FDA to consider food allergen thresholds
Jan. 3, 2013
by Jay Sjerven
WASHINGTON — The Food and Drug Administration on Dec. 14 established a docket to accept comments in connection with its intent to set regulatory thresholds for major food allergens as defined by the Food Allergen Labeling and Consumer Protection Act (FALCPA) of 2004. The docket will remain open until Feb. 13, 2013.
In its request for comments published in the Federal Register, the FDA noted FALCPA was enacted to help consumers more easily identify ingredients in foods that may cause an allergic reaction. The FALCPA defined the term “major food allergens” and stated foods regulated under the Food, Drug and Cosmetics Act are misbranded unless they declare the presence of major food allergens on the product label using the common name of the food allergens. The food allergens were defined to include milk, egg, fish, Crustacean shellfish, tree nuts, wheat, peanuts and soybeans as well as food ingredients that contain protein derived from such foods. The definition excludes any highly refined oil derived from a major food allergen and any ingredient derived from such highly refined oil.
The FDA said FALCPA provides two mechanisms through which ingredients may become exempt from the major food allergen labeling requirement. An individual may petition for an exemption by providing scientific evidence, including the analytical method used, that an ingredient “does not cause an allergic response that poses a risk to human health.”
Alternatively, an individual may submit a notification that contains either scientific evidence showing that an ingredient “does not contain allergenic protein” or that a determination has previously been made through a premarket approval process that the ingredient “does not cause an allergic response that poses a risk to human health.”

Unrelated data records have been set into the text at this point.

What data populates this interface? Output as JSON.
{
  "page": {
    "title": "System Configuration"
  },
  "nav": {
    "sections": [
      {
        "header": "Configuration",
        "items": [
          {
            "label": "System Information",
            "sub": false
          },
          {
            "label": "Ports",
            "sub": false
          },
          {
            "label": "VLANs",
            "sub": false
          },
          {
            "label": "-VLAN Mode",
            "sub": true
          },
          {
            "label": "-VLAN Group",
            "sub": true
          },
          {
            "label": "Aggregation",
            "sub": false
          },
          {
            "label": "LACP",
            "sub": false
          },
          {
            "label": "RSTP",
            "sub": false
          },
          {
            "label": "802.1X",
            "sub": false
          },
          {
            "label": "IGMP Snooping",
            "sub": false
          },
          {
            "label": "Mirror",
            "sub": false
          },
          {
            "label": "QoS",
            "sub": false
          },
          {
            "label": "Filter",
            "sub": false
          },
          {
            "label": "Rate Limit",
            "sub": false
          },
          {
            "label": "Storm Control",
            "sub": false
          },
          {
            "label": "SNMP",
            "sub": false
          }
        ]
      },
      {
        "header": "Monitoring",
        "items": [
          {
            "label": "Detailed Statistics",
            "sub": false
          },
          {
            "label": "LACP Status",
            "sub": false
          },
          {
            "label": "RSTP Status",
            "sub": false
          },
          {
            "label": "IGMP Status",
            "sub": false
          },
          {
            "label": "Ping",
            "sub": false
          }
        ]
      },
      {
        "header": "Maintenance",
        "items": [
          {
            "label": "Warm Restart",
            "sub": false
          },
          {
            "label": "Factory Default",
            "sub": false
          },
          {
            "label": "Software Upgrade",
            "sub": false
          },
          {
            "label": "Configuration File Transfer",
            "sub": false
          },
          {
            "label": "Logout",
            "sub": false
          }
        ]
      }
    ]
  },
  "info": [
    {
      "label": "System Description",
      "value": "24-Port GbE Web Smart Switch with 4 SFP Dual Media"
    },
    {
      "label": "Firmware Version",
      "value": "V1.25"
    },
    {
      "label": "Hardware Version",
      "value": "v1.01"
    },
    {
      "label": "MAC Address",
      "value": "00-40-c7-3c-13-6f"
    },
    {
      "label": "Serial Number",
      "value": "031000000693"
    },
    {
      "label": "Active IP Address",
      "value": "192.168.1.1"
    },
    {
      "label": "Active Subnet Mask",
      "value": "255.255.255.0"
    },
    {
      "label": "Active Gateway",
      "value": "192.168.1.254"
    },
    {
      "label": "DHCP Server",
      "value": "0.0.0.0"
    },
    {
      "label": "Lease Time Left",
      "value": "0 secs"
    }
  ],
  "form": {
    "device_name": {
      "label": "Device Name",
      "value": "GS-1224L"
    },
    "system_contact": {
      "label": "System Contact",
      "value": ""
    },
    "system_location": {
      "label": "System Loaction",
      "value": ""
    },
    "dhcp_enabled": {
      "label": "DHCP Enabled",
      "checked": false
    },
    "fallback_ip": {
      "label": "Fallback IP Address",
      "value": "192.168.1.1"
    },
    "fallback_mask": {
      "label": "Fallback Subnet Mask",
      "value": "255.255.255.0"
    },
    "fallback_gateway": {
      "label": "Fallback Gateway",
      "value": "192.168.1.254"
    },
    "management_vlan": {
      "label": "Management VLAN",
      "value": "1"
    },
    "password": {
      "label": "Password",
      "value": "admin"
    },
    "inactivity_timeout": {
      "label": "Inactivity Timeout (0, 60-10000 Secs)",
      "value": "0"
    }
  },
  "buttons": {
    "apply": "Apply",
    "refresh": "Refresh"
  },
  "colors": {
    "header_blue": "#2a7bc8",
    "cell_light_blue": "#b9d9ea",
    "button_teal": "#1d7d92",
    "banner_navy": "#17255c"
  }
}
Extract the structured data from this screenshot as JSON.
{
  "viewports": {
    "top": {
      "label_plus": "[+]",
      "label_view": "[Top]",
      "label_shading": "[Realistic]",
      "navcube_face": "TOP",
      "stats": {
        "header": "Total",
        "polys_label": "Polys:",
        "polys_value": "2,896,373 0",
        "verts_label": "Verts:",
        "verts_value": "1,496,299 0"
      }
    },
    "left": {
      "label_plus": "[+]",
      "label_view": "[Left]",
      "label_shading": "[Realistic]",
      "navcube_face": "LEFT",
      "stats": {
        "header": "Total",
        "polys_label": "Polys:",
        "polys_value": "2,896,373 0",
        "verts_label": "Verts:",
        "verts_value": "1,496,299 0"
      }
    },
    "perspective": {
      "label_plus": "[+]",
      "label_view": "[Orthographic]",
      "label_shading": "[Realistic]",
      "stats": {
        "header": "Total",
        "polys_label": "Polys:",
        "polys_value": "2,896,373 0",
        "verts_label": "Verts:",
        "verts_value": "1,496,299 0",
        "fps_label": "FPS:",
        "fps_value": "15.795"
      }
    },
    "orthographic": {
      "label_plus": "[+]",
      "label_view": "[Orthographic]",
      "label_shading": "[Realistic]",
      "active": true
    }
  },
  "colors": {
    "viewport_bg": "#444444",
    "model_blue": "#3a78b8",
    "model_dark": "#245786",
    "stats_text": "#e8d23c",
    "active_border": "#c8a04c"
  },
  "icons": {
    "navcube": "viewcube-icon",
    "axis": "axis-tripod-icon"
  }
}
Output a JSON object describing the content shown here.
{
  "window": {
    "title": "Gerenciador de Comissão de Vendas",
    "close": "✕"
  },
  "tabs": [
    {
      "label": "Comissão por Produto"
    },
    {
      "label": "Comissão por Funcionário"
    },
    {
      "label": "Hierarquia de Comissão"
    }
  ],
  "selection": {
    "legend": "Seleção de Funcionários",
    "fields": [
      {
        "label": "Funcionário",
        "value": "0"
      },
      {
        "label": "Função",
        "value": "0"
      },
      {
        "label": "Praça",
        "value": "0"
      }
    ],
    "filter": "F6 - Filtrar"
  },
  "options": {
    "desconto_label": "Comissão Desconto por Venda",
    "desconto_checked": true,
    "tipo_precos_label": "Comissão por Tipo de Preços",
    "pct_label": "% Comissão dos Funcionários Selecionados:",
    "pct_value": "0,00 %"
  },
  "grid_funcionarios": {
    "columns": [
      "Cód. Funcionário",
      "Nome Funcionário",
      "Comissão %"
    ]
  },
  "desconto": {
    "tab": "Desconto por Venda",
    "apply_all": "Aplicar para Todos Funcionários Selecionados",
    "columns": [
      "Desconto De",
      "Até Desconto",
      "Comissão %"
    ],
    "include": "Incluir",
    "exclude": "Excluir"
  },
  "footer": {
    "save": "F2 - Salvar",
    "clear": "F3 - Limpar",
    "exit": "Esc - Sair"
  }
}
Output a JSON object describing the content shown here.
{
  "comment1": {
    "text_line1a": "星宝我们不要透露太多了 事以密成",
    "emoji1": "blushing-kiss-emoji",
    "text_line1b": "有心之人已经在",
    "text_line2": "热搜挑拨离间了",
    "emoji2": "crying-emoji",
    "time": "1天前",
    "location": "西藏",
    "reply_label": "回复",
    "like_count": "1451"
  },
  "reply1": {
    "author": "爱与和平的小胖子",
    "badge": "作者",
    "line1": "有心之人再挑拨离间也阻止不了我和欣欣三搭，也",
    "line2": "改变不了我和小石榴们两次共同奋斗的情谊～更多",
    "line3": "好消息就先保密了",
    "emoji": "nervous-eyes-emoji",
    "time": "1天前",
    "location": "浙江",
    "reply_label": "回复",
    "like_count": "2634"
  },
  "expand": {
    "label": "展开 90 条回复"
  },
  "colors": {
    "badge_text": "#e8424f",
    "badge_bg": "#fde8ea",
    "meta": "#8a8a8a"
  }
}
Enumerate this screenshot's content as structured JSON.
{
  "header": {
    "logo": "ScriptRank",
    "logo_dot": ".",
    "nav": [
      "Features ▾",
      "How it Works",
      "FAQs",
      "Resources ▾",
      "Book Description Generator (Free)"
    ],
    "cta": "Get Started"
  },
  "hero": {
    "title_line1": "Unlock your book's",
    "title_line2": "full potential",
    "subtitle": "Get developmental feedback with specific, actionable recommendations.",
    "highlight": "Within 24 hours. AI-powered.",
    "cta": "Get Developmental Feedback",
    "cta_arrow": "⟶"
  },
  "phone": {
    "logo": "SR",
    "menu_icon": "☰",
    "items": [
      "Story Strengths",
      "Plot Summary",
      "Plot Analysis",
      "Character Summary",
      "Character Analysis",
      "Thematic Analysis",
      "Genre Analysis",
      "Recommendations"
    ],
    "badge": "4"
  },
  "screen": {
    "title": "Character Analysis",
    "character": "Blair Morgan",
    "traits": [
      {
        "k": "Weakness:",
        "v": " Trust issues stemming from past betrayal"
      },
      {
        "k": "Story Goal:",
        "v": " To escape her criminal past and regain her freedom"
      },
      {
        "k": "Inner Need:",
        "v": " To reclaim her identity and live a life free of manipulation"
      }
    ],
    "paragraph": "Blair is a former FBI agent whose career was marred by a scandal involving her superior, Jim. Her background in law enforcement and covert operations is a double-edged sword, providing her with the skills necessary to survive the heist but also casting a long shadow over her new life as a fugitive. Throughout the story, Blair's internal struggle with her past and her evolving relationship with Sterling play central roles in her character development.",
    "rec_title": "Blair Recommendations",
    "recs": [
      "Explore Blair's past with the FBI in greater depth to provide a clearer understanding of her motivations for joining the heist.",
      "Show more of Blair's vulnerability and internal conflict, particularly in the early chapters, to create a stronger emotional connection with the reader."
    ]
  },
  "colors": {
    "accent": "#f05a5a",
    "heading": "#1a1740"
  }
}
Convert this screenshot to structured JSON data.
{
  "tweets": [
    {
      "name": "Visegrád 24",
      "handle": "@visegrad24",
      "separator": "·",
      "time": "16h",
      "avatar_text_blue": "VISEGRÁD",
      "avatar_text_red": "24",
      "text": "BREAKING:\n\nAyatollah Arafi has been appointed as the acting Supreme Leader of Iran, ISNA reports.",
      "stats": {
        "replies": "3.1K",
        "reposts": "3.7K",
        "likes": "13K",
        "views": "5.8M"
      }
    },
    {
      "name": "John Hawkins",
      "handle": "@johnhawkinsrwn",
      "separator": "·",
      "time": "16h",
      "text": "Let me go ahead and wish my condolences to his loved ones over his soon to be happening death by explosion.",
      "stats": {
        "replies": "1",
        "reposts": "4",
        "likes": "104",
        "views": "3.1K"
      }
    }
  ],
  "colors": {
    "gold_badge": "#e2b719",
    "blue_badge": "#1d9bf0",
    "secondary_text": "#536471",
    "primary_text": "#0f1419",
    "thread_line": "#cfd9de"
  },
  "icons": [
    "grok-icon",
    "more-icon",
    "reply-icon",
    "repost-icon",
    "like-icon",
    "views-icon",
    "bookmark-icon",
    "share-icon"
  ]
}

The FDA notice also pointed to the problem of cross-contact, the inadvertent introduction of an allergen into a product that would not intentionally contain that allergen as an ingredient. It noted most cross-contact may be avoided by controlling the production environment.
Several risk management strategies to reduce the risk from unlabeled major food allergens have been employed by the agency, including targeted inspections and discussions with industry organizations, the FDA said.
“However, we have not established regulatory thresholds or action levels for major food allergens,” the FDA said. “The establishment of regulatory thresholds or action levels for major food allergens would help us determine whether, or what type of, enforcement action is appropriate when specific problems are identified and also help us establish a clear standard for evaluating claims in FALCPA petitions that an ingredient ‘does not cause an allergic response that poses a risk to human health’ or ‘does not contain allergenic protein.’ Regulatory thresholds also would help industry to conduct allergen hazard analyses and develop standards for evaluating the effectiveness of allergen preventive controls.”
The FDA said it established the docket to provide interested individuals an opportunity to submit comments and data the agency can use to “design and carry out a quantitative risk assessment for establishing regulatory thresholds for major food allergens.” In particular, the FDA invited comments on the following:
• How should the FDA define “an allergic response that poses risk to human health?”
• Which major food allergens are of greatest public health concern and what is the size of the at-risk population?
• How should clinical dose distribution data be used when establishing regulatory thresholds for the major food allergens?
• What approaches exist for using biological markers or other factors related to the severity of allergic responses in a threshold risk assessment?
• What data and information exist on dietary exposure patterns for individuals on allergen-avoidance diets?
• What data or other information exist on current levels of exposure associated with the consumption of undeclared major food allergens in packaged foods?
• What other information or data should the FDA consider in establishing regulatory thresholds for major food allergens?
David Acheson, a partner in the law firm Leavitt Partners and former FDA associate commissioner for foods, said, “FDA is seeking input prior to setting a regulation that would have significant impact on anyone who uses any of the major food allergens in any of their products — or if there is any possibility that an allergen was introduced at any point in your chain of supply.”
Acheson noted some questions not expressly addressed in the FDA notice but still may deserve industry comment included: “Is there, in fact, enough science to back up the establishment of a threshold at all? If set, what exactly would be measured — the allergenic food, or the allergy-causing proteins of the food? An example would be a highly processed soy lecithin that no longer retains allergenic proteins. Will the threshold relate to the ‘soy’ or to the soy protein? How will the FDA balance industry and consumer needs in its final assessment?”
Acheson continued, saying “The Food Safety Modernization Act does recognize allergens as a hazard and requires preventive controls, but defining and setting a hard-and-fast threshold certainly needs to take a great deal more information into consideration. I would highly encourage you to respond during the comment period, which ends Feb. 13, 2013, and provide any comment, and especially any data, that would have an impact on the decision.”
To provide comment or information, go to www.regulations.gov. The docket number is FDA-2012-N-0711.